(Dataset rows describing interfaces)
■ ■ ■
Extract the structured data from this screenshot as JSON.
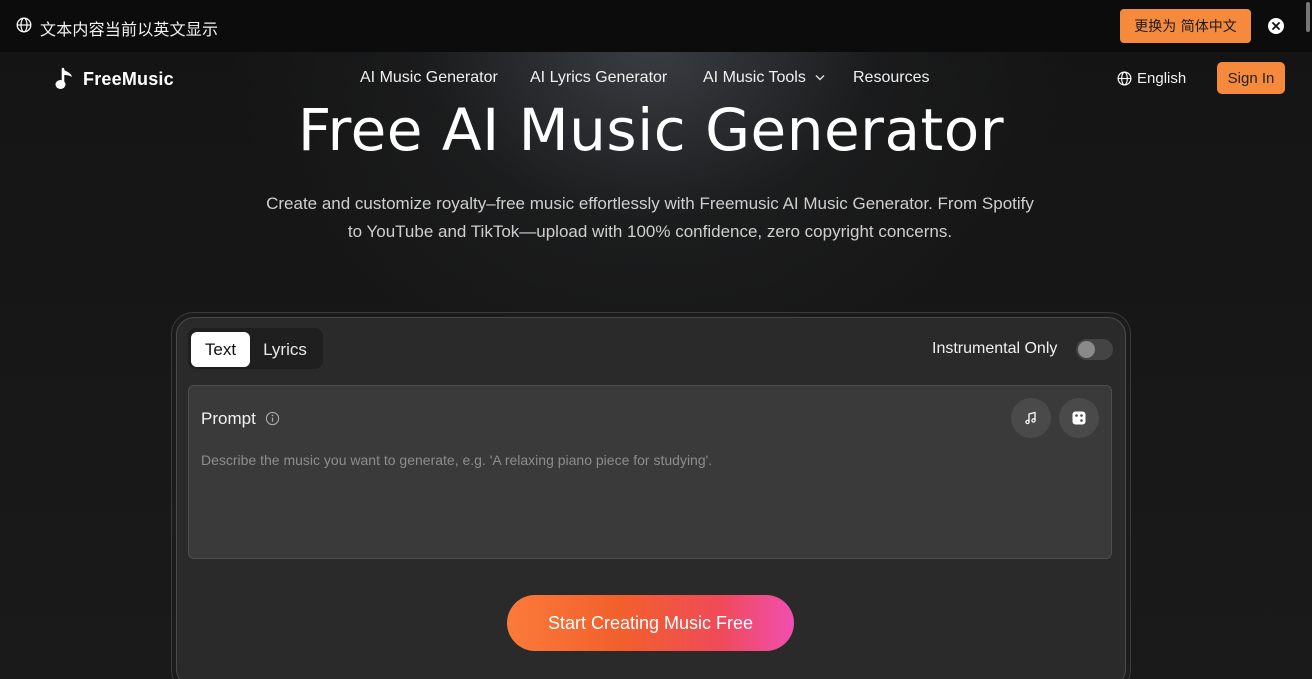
{
  "banner": {
    "message": "文本内容当前以英文显示",
    "switch_label": "更换为 简体中文"
  },
  "nav": {
    "brand": "FreeMusic",
    "items": [
      "AI Music Generator",
      "AI Lyrics Generator",
      "AI Music Tools",
      "Resources"
    ],
    "language": "English",
    "signin": "Sign In"
  },
  "hero": {
    "title": "Free AI Music Generator",
    "subtitle": "Create and customize royalty–free music effortlessly with Freemusic AI Music Generator. From Spotify to YouTube and TikTok—upload with 100% confidence, zero copyright concerns."
  },
  "generator": {
    "tabs": [
      {
        "label": "Text",
        "active": true
      },
      {
        "label": "Lyrics",
        "active": false
      }
    ],
    "instrumental_label": "Instrumental Only",
    "instrumental_on": false,
    "prompt_label": "Prompt",
    "prompt_placeholder": "Describe the music you want to generate, e.g. 'A relaxing piano piece for studying'.",
    "cta": "Start Creating Music Free"
  },
  "colors": {
    "accent": "#f58a3c",
    "background": "#151515"
  }
}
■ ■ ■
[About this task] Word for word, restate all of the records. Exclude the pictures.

[Reply to the task]
Extract the structured data from this screenshot as JSON.
{
  "banner": {
    "message": "文本内容当前以英文显示",
    "switch_label": "更换为 简体中文"
  },
  "nav": {
    "brand": "FreeMusic",
    "items": [
      "AI Music Generator",
      "AI Lyrics Generator",
      "AI Music Tools",
      "Resources"
    ],
    "language": "English",
    "signin": "Sign In"
  },
  "hero": {
    "title": "Free AI Music Generator",
    "subtitle": "Create and customize royalty–free music effortlessly with Freemusic AI Music Generator. From Spotify to YouTube and TikTok—upload with 100% confidence, zero copyright concerns."
  },
  "generator": {
    "tabs": [
      {
        "label": "Text",
        "active": true
      },
      {
        "label": "Lyrics",
        "active": false
      }
    ],
    "instrumental_label": "Instrumental Only",
    "instrumental_on": false,
    "prompt_label": "Prompt",
    "prompt_placeholder": "Describe the music you want to generate, e.g. 'A relaxing piano piece for studying'.",
    "cta": "Start Creating Music Free"
  },
  "colors": {
    "accent": "#f58a3c",
    "background": "#151515"
  }
}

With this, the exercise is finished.